How many lines in these entries contain the string "entre"? Reply with the number alone.
§ §
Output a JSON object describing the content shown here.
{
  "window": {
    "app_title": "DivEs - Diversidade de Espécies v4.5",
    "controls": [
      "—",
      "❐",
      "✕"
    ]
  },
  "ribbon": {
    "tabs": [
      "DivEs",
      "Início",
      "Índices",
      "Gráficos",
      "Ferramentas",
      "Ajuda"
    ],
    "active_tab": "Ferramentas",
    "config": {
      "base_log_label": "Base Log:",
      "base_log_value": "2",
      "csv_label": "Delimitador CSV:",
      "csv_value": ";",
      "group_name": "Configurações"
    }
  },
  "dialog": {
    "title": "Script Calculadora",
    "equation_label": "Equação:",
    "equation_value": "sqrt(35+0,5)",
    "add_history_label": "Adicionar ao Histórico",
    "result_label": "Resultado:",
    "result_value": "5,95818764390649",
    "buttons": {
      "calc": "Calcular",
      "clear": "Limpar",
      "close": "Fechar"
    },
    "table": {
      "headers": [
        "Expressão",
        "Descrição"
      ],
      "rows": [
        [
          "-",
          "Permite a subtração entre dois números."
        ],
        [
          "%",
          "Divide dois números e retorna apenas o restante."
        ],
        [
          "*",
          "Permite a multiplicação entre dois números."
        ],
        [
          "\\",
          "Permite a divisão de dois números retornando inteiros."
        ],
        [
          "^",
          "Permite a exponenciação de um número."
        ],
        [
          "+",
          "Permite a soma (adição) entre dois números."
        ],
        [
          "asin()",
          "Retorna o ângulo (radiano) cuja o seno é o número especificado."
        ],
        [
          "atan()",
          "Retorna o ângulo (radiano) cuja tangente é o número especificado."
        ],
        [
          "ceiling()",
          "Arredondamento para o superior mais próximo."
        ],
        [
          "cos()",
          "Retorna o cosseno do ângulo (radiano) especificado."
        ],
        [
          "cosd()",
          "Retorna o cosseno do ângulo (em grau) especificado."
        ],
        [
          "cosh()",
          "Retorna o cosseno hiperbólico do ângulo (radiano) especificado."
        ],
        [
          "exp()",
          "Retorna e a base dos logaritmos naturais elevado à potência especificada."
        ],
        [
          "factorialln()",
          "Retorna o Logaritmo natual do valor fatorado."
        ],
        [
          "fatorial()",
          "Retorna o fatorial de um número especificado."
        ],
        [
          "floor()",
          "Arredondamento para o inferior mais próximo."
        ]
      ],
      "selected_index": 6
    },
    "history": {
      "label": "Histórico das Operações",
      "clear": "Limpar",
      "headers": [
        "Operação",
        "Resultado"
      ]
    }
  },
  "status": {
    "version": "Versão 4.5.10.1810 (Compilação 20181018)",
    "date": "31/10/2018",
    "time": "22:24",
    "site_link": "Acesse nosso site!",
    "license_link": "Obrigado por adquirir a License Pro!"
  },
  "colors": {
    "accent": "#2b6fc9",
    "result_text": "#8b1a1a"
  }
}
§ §
> [OUTPUT BELOW]
3